◆ **What is required**: Check each line of the material below, and copy it if it holds the string "ellipse".
──────── Records provided ────────
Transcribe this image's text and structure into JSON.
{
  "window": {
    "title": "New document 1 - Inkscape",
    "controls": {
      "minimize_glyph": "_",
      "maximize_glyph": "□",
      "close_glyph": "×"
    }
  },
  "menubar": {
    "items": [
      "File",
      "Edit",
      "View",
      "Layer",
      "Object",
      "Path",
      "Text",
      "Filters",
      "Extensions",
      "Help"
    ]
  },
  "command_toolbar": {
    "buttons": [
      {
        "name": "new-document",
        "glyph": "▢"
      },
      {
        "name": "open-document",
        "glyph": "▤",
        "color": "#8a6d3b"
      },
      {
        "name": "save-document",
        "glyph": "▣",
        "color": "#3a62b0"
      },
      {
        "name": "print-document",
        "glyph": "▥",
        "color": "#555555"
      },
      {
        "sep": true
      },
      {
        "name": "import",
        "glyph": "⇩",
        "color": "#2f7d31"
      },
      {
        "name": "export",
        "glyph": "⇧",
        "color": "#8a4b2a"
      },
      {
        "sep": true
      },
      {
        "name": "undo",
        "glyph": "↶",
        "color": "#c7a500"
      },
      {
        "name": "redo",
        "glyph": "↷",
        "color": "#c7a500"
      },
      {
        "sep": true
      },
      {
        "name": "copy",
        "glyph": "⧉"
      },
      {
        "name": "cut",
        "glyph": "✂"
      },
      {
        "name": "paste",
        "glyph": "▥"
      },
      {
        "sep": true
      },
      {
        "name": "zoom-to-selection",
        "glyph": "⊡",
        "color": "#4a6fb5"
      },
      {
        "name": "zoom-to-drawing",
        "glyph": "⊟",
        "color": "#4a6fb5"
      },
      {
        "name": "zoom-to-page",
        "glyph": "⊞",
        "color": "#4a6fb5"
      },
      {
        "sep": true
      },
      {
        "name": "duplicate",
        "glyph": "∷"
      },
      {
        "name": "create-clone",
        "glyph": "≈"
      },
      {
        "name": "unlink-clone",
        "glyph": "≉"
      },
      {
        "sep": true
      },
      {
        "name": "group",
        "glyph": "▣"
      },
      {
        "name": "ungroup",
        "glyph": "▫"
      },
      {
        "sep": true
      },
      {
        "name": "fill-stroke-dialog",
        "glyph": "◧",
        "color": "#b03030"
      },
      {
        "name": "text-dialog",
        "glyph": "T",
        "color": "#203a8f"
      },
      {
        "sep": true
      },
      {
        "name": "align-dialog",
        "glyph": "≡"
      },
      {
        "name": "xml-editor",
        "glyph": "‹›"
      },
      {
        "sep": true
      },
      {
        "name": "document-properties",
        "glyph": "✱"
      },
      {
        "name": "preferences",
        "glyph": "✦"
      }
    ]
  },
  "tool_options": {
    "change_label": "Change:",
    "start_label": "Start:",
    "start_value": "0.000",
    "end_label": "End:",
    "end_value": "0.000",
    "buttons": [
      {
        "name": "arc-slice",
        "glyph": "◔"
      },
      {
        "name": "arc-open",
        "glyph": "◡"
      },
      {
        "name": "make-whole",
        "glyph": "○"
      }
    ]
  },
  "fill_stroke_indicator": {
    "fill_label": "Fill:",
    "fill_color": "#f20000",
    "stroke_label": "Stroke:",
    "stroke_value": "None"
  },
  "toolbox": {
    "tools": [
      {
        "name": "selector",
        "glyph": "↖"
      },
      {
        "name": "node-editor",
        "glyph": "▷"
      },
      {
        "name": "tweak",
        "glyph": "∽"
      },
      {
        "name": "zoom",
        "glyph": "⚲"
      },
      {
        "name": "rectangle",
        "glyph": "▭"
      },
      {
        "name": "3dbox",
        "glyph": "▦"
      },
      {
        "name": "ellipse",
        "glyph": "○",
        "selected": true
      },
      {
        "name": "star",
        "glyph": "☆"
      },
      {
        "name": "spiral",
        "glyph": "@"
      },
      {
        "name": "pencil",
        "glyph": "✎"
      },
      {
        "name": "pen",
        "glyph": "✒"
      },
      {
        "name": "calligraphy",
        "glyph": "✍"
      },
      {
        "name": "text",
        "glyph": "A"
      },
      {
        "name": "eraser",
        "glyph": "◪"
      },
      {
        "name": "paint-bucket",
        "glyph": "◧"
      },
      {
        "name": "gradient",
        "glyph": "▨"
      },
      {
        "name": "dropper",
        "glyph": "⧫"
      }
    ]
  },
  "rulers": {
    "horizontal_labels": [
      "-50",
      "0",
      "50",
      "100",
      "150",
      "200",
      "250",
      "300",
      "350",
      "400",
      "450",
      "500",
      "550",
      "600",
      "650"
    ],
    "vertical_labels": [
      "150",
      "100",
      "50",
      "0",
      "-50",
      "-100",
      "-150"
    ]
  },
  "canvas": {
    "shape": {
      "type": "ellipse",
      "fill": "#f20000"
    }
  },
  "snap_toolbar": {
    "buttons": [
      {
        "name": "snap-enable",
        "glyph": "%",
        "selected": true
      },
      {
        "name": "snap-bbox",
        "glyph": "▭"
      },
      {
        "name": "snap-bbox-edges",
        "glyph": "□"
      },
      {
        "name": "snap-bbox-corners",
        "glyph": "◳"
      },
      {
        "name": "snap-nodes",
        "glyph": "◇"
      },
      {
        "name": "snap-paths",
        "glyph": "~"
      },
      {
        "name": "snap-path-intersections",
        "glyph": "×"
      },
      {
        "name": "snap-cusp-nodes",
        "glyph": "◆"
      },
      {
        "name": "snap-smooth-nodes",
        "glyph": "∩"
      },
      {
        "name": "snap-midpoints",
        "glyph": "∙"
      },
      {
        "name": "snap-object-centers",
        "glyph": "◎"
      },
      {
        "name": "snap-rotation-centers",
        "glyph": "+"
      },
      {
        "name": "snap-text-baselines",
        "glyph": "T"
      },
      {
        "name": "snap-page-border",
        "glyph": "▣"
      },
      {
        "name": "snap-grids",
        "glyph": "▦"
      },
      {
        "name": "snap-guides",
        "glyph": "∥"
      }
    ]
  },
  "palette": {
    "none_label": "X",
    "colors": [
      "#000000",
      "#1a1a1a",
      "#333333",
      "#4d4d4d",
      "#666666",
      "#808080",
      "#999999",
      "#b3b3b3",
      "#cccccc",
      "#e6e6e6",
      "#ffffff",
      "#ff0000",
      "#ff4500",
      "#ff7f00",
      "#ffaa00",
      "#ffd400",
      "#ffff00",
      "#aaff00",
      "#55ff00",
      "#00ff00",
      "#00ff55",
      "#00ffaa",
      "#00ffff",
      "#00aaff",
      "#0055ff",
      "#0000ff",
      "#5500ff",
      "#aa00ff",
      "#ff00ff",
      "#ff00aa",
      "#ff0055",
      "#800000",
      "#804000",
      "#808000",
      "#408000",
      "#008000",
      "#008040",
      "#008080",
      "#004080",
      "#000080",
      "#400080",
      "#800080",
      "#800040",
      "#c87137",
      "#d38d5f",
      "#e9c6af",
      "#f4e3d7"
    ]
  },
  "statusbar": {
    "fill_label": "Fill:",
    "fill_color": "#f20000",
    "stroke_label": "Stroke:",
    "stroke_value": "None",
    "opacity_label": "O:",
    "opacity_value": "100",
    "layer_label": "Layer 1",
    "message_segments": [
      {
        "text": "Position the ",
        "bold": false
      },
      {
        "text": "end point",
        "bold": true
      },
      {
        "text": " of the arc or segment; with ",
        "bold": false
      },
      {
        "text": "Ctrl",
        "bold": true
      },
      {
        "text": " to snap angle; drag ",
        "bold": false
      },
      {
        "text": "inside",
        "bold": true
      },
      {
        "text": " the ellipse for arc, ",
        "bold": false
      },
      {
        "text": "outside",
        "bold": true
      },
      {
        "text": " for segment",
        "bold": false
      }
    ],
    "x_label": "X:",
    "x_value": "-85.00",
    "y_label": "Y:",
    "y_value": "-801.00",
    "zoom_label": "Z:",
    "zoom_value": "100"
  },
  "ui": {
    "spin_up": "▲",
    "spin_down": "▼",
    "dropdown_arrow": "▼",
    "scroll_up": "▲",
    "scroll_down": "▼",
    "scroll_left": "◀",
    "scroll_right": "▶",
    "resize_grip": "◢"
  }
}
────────
◆ **Answer to the exercise**:
        "name": "ellipse",
      "type": "ellipse",
        "text": " the ellipse for arc, ",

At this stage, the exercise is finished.